I seriously doubt my destiny is such a great thing in God’s eyes or in man’s. And yet there must be some reason for my existence, else God would have long since extinguished me, like I might blow out a candle. Not that I’m such a great light or even a small one. Who can glory in their own light when confronted with the blazing inferno of an Everlasting God? Only a fool. I pray that I am no fool, though I know I’ve been foolish.
God will judge us not according to how much we endured, but how much we could love.
Whatever God wants me to do could easily fail if it was all up to me. Having launched myself in a particular direction for nearly a year, I haven’t looked back and I haven’t checked the map. I just figured if I went in a nice, straight line, I’d end up where I’m supposed to be. But there are no nice straight lines in my terrain, only back alleys, narrow corridors, dark tunnels, and labyrinthine passages. Getting lost if I am the only navigator is a foregone conclusion.
…but whatever your original intentions, you have become truly lost.
-Ducard (played by Liam Neeson)
Batman Begins (2005)
Is that me? Maybe. Or maybe it’s what I’m on my way to becoming. But according to my friend, it’s not too late. I can slow down the horse, so to speak, take stock of my surroundings, renew my connection to God, through the Bible, through meditation on His Word, through prayer, through sincere repentance. Like a watchman on the walls of the city at night, I rely on the Presence of God as I await the dawn, considering His mighty deeds, recalling Days of Old, meditating upon Him in my heart.
My voice rises to God, and I will cry aloud;
My voice rises to God, and He will hear me.
In the day of my trouble I sought the Lord;
In the night my hand was stretched out without weariness;
My soul refused to be comforted.
When I remember God, then I am disturbed;
When I sigh, then my spirit grows faint.

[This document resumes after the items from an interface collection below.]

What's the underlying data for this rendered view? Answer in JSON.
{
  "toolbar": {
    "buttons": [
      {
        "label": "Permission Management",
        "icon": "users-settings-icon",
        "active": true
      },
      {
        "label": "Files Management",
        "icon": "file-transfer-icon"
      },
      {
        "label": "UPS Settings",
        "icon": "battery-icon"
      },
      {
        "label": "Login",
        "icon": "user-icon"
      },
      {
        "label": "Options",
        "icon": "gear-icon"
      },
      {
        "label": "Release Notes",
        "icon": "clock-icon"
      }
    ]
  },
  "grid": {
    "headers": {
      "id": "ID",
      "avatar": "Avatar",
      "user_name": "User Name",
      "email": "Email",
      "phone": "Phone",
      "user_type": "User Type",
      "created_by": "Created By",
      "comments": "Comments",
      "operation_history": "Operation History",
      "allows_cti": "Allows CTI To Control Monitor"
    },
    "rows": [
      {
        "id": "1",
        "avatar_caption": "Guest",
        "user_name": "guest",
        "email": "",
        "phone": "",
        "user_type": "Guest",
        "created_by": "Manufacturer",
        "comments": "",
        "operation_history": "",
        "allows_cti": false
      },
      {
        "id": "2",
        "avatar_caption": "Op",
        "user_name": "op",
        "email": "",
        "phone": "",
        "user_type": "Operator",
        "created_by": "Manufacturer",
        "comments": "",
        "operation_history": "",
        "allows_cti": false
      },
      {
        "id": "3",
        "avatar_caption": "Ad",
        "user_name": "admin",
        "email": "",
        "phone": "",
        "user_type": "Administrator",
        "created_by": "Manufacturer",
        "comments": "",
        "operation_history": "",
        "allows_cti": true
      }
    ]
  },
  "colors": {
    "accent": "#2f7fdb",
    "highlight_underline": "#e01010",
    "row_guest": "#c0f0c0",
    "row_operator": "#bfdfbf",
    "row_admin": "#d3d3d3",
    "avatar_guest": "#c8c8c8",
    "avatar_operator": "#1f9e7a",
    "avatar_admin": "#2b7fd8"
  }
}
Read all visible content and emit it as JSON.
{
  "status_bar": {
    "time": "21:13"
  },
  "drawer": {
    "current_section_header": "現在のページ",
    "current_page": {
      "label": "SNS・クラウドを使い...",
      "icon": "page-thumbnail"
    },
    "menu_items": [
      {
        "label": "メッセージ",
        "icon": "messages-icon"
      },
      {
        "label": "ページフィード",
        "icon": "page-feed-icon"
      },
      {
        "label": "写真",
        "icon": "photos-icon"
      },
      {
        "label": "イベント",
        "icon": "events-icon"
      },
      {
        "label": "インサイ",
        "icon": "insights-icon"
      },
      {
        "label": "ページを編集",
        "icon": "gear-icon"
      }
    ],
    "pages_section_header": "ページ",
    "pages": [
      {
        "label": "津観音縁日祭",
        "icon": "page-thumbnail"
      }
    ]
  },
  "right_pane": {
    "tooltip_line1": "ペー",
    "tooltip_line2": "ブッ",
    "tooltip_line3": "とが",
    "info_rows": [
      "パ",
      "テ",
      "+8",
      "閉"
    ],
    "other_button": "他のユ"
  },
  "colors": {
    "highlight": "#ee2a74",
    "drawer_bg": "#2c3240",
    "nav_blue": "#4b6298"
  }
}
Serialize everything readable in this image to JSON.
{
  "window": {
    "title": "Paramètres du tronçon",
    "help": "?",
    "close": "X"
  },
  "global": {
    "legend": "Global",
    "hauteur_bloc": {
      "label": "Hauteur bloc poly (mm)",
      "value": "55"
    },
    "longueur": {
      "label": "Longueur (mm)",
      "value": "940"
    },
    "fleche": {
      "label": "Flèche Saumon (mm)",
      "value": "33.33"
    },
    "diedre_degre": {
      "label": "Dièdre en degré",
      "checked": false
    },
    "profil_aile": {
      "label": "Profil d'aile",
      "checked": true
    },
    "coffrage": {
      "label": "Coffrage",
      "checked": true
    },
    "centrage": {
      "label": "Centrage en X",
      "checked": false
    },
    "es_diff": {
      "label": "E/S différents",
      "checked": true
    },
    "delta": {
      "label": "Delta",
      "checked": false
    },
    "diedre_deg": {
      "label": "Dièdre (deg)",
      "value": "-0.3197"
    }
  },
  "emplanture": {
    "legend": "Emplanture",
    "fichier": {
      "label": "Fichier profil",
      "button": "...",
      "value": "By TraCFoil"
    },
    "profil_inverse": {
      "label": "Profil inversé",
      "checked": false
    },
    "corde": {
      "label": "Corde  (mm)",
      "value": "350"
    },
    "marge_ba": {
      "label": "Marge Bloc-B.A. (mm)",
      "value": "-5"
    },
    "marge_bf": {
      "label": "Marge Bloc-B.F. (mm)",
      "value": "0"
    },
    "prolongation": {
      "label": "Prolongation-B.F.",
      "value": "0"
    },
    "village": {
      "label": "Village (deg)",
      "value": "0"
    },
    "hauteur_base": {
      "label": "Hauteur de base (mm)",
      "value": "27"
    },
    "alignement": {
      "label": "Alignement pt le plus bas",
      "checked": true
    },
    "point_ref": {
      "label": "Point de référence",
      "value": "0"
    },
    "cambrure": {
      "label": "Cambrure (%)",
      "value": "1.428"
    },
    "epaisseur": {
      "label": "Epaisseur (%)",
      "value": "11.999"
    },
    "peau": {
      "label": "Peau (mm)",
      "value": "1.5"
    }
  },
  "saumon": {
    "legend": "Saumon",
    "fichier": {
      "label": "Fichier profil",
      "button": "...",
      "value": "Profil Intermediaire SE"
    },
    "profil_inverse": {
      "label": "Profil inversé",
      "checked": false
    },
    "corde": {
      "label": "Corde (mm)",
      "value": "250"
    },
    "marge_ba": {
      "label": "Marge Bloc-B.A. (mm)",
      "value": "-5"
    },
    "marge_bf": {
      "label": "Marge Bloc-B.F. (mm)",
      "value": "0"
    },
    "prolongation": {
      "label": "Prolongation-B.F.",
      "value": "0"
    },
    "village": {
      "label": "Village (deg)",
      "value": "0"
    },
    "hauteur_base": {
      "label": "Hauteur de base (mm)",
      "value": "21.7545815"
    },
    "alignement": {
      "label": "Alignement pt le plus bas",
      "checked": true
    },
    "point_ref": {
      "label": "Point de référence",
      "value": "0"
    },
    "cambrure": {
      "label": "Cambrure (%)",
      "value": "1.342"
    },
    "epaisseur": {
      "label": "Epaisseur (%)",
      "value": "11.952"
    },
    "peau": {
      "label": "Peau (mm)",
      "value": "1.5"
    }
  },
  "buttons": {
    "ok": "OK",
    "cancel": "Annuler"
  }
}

Selah.
You have held my eyelids open;
I am so troubled that I cannot speak.
I have considered the days of old,
The years of long ago.
I will remember my song in the night;
I will meditate with my heart,
And my spirit ponders…
–Psalm 77:1-6 (NASB)
And my spirit ponders…as I cross the ford of the Jabbok and am left alone in the dark…waiting.